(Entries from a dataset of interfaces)

::::::

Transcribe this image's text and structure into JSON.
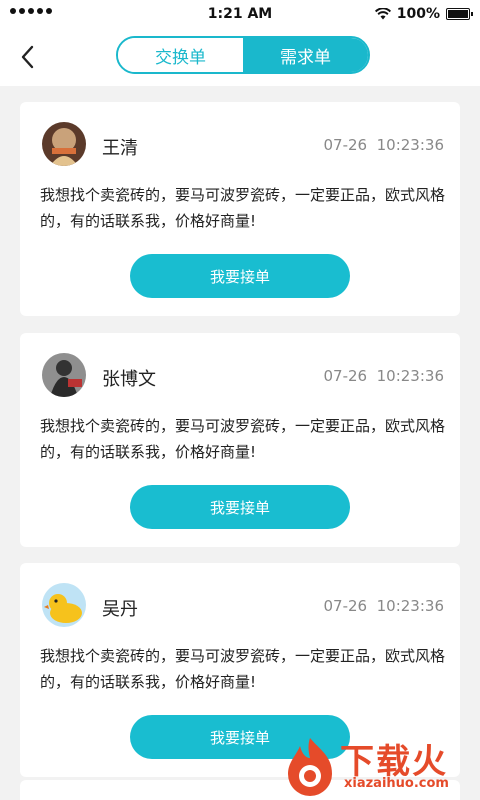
{
  "status_bar": {
    "time": "1:21 AM",
    "battery": "100%"
  },
  "nav": {
    "tabs": [
      {
        "label": "交换单",
        "active": false
      },
      {
        "label": "需求单",
        "active": true
      }
    ]
  },
  "cards": [
    {
      "name": "王清",
      "datetime": "07-26  10:23:36",
      "content": "我想找个卖瓷砖的，要马可波罗瓷砖，一定要正品，欧式风格的，有的话联系我，价格好商量!",
      "button": "我要接单"
    },
    {
      "name": "张博文",
      "datetime": "07-26  10:23:36",
      "content": "我想找个卖瓷砖的，要马可波罗瓷砖，一定要正品，欧式风格的，有的话联系我，价格好商量!",
      "button": "我要接单"
    },
    {
      "name": "吴丹",
      "datetime": "07-26  10:23:36",
      "content": "我想找个卖瓷砖的，要马可波罗瓷砖，一定要正品，欧式风格的，有的话联系我，价格好商量!",
      "button": "我要接单"
    }
  ],
  "watermark": {
    "title": "下载火",
    "url": "xiazaihuo.com"
  },
  "colors": {
    "accent": "#19bdd0",
    "background": "#f2f2f2",
    "watermark": "#e54b2a"
  }
}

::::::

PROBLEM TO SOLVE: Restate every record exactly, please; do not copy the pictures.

SOLUTION FOR THIS EXERCISE:
Transcribe this image's text and structure into JSON.
{
  "status_bar": {
    "time": "1:21 AM",
    "battery": "100%"
  },
  "nav": {
    "tabs": [
      {
        "label": "交换单",
        "active": false
      },
      {
        "label": "需求单",
        "active": true
      }
    ]
  },
  "cards": [
    {
      "name": "王清",
      "datetime": "07-26  10:23:36",
      "content": "我想找个卖瓷砖的，要马可波罗瓷砖，一定要正品，欧式风格的，有的话联系我，价格好商量!",
      "button": "我要接单"
    },
    {
      "name": "张博文",
      "datetime": "07-26  10:23:36",
      "content": "我想找个卖瓷砖的，要马可波罗瓷砖，一定要正品，欧式风格的，有的话联系我，价格好商量!",
      "button": "我要接单"
    },
    {
      "name": "吴丹",
      "datetime": "07-26  10:23:36",
      "content": "我想找个卖瓷砖的，要马可波罗瓷砖，一定要正品，欧式风格的，有的话联系我，价格好商量!",
      "button": "我要接单"
    }
  ],
  "watermark": {
    "title": "下载火",
    "url": "xiazaihuo.com"
  },
  "colors": {
    "accent": "#19bdd0",
    "background": "#f2f2f2",
    "watermark": "#e54b2a"
  }
}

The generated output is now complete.